in the financial services industry, they had different product lines.

Mergers and acquisitions involve a wide array of ethical questions, some

of which relate to the degree of "fit" between the value systems of the
merging firms. A mismatch can sometimes lead to serious problems, such
as when one firm invests heavily in employees and the other focuses
mainly on shareholders or customer.
A secondary category of ethical issues, she notes, involves questions
arising from the actual M&A; transaction. Some really vexing issues
surface in the course of these deals. Management must decide, for
example, when to disclose plans for the merger, what restrictions to place
on insider use of information, what counts as fair and proper accounting
and taxation, and how to treat employees who may lose their jobs.
In M&A’s that cross borders, these issues can be particularly difficult
because of cultural and legal differences. For example, the legal definition
of 'redundant employees' varies widely as do requirements for severance
arrangements. In the face of such differences, managers of the merging
companies have to wrestle with what is fair to the different sets of
employees and what will help build a cohesive organization with a single
set of ethical standards going forward.
Host governments may present additional challenges and opportunities in
the international context. Managers of firms that enter foreign countries
through their M&A strategies need to be aware of these issues.
Governments tend to protect their national interests when dealing with
foreign-owned firms. For example, in the United States an airline cannot
have more than 25% foreign ownership. Governments may have currency
laws that prevent a foreign-owned firm from taking money out of the
country. Labor laws may be different from those in a firm’s domestic
market. Such differences may be rooted in culture and tradition that may
prove to be difficult to recognize and/or understand.

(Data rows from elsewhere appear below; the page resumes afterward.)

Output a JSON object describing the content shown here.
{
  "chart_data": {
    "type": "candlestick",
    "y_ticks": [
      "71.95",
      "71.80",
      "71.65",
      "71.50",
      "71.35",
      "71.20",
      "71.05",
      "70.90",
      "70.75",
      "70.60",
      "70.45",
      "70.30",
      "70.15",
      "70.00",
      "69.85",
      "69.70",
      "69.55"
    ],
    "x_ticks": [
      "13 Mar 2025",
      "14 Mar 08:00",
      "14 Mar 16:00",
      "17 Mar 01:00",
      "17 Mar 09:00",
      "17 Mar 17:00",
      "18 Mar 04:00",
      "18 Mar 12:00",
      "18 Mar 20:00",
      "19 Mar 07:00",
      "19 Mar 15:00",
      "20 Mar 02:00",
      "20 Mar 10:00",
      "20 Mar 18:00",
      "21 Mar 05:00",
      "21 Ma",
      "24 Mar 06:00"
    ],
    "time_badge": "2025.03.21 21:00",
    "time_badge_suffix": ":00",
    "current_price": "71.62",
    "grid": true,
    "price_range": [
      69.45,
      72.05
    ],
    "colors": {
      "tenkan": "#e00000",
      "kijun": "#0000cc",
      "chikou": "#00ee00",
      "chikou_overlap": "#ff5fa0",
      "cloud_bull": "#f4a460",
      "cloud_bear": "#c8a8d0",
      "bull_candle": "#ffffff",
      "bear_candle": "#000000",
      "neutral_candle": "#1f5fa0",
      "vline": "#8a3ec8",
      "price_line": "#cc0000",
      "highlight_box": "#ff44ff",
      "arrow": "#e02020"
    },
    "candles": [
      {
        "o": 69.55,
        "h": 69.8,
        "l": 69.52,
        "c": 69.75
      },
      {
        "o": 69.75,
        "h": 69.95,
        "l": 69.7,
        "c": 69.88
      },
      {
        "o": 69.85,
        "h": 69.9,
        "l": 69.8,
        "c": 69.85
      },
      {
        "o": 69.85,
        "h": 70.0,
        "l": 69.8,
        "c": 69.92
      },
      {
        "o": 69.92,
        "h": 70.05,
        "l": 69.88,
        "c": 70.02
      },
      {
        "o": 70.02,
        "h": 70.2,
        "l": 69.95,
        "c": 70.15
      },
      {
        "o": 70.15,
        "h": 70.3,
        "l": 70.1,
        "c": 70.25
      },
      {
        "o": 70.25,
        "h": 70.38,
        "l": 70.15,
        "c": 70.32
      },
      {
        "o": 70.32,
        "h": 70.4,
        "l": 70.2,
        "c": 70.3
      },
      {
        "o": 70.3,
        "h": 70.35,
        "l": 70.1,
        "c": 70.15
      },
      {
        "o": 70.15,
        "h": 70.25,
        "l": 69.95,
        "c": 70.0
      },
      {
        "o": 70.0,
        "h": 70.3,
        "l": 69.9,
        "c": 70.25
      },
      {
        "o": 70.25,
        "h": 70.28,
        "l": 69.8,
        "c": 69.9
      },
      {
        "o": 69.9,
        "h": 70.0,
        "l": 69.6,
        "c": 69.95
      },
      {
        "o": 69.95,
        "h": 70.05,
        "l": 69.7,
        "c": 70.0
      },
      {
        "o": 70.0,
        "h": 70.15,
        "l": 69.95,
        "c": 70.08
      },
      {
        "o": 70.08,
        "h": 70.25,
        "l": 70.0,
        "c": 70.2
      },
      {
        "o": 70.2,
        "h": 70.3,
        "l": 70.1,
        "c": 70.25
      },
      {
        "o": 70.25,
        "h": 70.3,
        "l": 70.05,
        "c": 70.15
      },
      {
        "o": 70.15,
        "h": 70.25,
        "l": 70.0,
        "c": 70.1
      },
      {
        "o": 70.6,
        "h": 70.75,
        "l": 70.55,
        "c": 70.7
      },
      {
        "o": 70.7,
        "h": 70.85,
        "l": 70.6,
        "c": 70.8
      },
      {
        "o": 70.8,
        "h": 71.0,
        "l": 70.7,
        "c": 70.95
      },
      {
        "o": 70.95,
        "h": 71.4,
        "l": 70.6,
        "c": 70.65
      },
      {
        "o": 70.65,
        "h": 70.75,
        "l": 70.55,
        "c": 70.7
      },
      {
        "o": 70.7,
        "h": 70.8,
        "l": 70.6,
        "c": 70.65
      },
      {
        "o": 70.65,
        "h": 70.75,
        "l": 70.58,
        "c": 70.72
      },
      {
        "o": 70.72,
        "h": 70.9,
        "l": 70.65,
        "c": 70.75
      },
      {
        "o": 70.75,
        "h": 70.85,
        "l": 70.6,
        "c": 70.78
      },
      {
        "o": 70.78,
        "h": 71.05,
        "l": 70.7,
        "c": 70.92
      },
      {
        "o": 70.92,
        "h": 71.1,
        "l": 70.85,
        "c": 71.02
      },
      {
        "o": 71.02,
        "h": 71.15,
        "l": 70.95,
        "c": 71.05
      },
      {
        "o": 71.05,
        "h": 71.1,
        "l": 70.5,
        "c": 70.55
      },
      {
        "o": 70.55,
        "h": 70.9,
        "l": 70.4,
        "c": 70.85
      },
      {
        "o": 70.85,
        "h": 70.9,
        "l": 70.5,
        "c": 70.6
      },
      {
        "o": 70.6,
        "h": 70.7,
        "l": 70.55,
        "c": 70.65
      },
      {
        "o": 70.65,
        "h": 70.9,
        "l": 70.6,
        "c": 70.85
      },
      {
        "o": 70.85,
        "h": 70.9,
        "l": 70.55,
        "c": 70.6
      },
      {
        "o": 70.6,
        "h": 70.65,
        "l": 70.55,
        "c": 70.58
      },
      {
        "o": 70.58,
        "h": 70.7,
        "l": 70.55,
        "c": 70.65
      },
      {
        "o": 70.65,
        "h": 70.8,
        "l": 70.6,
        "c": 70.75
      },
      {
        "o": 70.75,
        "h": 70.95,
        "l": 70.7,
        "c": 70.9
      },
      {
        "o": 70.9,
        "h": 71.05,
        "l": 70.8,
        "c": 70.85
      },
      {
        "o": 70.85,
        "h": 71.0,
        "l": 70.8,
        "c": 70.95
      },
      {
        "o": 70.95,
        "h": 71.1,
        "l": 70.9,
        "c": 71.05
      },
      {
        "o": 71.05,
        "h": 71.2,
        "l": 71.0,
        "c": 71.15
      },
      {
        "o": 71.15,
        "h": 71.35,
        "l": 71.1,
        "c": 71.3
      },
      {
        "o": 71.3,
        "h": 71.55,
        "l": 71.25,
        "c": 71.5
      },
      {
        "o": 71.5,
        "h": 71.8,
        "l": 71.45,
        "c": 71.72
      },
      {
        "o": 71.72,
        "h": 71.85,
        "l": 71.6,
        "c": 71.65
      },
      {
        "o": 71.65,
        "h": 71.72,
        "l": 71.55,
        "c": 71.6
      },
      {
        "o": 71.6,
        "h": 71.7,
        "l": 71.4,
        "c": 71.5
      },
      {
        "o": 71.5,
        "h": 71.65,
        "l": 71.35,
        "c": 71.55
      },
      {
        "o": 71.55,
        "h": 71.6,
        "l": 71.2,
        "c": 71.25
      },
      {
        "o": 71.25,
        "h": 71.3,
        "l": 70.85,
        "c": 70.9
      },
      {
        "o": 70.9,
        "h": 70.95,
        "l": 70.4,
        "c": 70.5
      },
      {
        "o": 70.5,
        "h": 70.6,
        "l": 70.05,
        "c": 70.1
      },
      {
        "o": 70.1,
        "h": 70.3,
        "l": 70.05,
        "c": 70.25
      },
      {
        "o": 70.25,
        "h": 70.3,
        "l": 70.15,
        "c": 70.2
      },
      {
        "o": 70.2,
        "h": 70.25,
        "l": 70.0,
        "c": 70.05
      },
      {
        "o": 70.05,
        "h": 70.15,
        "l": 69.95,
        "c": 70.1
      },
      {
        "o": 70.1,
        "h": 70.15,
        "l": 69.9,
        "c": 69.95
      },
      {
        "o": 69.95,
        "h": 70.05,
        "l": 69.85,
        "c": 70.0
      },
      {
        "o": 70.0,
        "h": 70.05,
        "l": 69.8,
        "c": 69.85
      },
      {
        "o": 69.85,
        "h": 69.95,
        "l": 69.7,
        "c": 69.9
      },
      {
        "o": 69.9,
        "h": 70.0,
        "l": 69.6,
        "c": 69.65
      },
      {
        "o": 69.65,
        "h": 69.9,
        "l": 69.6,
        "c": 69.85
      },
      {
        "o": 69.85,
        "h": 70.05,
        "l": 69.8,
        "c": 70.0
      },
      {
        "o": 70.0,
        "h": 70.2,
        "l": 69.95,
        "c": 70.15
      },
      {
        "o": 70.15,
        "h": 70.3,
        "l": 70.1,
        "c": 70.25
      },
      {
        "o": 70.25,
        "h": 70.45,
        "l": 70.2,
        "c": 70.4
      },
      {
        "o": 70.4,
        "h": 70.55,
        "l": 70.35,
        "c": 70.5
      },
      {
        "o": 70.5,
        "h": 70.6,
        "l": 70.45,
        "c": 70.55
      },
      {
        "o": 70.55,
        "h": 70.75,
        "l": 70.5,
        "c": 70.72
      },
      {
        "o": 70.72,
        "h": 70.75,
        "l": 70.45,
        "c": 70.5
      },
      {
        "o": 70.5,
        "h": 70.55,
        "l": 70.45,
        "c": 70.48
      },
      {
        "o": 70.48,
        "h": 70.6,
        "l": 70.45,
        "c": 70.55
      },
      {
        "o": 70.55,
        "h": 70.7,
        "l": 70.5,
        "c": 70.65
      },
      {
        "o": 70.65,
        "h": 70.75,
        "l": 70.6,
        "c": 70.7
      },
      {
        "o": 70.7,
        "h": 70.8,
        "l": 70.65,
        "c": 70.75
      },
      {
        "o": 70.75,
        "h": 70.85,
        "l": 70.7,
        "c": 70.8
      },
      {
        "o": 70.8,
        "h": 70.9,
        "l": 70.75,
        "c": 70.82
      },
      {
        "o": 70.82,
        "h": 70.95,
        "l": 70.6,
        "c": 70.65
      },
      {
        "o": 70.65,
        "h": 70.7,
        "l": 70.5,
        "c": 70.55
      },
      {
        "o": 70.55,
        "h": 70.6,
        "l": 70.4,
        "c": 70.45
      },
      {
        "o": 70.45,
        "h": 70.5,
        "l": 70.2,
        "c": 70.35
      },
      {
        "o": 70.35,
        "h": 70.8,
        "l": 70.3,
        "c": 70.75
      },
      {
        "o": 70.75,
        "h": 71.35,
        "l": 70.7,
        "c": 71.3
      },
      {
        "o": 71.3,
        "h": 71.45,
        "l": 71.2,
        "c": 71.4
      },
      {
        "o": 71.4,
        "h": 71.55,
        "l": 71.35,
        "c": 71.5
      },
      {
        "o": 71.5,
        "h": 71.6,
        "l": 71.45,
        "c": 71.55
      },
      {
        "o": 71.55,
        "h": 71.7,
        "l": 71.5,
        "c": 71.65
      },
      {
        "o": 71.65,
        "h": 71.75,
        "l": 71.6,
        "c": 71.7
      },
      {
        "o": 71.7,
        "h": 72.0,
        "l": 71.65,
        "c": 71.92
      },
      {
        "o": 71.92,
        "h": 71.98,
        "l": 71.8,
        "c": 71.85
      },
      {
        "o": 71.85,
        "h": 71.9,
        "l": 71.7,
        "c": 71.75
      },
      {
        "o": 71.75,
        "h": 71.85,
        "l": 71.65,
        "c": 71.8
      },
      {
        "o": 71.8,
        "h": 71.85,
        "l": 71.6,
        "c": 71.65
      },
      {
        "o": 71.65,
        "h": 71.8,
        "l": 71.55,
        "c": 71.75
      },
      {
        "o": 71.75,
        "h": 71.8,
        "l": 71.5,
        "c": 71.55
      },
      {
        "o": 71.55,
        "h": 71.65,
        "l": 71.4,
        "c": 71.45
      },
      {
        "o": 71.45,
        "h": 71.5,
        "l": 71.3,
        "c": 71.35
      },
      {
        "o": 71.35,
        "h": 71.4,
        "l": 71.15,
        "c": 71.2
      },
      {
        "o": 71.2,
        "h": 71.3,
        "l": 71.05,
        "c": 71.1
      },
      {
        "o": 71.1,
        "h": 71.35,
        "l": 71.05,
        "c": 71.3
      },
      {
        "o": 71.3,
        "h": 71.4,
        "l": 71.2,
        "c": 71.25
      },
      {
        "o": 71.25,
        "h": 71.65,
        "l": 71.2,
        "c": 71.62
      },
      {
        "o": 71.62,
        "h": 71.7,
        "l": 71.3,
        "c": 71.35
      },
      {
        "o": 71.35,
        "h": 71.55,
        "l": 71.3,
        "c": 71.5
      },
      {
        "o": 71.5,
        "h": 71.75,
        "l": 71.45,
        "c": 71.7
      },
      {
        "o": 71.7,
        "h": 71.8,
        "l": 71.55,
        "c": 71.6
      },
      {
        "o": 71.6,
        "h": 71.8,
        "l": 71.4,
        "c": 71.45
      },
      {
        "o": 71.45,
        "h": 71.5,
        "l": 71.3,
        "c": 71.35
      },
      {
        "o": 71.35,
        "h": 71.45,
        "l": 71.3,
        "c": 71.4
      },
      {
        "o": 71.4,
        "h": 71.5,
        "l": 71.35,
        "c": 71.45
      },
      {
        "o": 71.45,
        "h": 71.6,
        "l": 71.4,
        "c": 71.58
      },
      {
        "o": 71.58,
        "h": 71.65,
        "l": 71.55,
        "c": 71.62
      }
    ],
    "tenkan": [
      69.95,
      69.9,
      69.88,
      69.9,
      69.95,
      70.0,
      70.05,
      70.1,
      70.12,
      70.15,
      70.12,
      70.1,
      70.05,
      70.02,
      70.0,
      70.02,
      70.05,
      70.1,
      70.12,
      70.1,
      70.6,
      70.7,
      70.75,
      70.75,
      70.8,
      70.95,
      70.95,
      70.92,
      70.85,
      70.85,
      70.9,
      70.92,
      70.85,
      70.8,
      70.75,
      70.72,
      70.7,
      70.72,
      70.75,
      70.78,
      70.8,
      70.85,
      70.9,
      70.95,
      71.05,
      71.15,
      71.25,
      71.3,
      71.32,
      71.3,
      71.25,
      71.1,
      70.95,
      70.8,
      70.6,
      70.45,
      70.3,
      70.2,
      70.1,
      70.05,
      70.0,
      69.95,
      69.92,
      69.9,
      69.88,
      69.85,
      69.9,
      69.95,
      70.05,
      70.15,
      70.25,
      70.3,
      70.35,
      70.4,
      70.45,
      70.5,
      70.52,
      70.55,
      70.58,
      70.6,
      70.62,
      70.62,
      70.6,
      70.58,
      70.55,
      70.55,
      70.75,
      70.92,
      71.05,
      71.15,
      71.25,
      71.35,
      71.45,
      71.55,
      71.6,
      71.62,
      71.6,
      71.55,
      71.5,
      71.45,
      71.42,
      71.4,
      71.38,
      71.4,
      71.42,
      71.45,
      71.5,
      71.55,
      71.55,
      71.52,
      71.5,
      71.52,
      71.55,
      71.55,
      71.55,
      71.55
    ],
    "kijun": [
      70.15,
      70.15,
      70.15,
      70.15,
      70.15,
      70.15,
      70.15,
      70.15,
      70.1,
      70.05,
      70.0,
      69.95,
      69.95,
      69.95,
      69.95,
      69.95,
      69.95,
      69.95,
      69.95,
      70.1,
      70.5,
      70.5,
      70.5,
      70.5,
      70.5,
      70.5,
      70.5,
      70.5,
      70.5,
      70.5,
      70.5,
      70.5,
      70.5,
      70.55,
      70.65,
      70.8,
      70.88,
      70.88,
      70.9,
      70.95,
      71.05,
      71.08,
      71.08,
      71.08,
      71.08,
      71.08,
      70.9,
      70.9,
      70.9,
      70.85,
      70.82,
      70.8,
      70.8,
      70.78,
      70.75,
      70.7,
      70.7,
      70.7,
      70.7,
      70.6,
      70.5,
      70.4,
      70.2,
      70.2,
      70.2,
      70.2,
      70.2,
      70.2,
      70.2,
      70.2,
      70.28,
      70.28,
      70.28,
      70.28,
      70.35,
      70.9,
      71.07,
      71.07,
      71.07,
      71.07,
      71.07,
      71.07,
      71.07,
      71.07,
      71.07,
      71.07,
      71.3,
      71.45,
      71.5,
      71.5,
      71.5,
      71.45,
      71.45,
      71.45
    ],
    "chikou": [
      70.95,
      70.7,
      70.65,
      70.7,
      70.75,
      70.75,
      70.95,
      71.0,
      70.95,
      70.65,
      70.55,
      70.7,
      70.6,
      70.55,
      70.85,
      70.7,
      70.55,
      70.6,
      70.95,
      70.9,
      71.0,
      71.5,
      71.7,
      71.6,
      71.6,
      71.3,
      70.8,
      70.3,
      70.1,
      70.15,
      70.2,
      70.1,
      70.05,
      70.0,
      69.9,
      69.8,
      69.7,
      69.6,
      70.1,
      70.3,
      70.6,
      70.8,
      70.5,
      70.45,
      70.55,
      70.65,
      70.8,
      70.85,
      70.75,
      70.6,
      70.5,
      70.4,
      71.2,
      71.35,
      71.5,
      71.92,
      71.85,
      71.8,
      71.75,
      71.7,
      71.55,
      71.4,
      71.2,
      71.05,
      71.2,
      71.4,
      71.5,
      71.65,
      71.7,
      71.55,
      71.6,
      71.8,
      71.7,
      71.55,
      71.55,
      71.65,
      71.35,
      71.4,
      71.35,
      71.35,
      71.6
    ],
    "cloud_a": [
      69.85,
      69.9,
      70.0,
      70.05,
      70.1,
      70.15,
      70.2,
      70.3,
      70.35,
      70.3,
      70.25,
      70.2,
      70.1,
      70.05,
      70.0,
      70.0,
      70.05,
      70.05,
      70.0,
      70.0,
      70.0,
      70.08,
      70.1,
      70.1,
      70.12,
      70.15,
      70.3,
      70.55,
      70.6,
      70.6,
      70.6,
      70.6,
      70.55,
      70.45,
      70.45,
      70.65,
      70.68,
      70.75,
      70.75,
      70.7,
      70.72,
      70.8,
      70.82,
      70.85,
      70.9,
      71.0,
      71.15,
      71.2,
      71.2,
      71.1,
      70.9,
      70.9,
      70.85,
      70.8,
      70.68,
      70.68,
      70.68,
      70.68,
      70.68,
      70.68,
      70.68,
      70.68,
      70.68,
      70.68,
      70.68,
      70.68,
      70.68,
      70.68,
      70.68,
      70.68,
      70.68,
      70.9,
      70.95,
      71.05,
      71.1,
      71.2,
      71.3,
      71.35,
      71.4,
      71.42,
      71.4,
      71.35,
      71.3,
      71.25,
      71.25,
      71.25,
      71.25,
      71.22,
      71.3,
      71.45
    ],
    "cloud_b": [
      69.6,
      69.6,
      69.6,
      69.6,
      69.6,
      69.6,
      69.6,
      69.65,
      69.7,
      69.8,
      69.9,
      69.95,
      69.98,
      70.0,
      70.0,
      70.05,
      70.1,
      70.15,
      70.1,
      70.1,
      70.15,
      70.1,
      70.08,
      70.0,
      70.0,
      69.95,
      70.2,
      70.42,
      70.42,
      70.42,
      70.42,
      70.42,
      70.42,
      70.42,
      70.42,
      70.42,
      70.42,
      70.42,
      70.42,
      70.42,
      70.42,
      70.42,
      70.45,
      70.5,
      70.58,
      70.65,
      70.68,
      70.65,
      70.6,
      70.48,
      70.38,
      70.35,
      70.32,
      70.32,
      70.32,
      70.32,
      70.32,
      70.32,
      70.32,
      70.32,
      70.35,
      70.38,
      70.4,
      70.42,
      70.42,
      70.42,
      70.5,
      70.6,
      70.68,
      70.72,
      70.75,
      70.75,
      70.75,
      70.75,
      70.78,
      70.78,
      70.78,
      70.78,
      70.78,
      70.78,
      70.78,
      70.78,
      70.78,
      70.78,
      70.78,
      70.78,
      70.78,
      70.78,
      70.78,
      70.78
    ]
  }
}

Most discussions of business ethics focus on the interaction between

organizations and the external stakeholders. On the other hand, internal
organizational ethics has received relatively less attention. Managers are
confronted with some of the most complex ethical dilemmas in their daily
human resource –related responsibilies. Such internal quandaries can be
especially problematic during mergers and acquisitions.
One of the primary objectives of this paper would be to address
questionable management decisions and tactics from ethical perspective.
The paper will also cover the process of the transactions involved in M&A
as these transactions offer many possibilities to show ethical as well as
questionable behaviour on the part of all the parties involved.


• We will use a case based approach to analyze the effects of mergers

and acquisitions and various ethical issues arising out of it.

• We will apply ethical theories (teleological, deontological, utilitarian,

etc) to weigh the various options available to the management
during Mergers and Acquisitions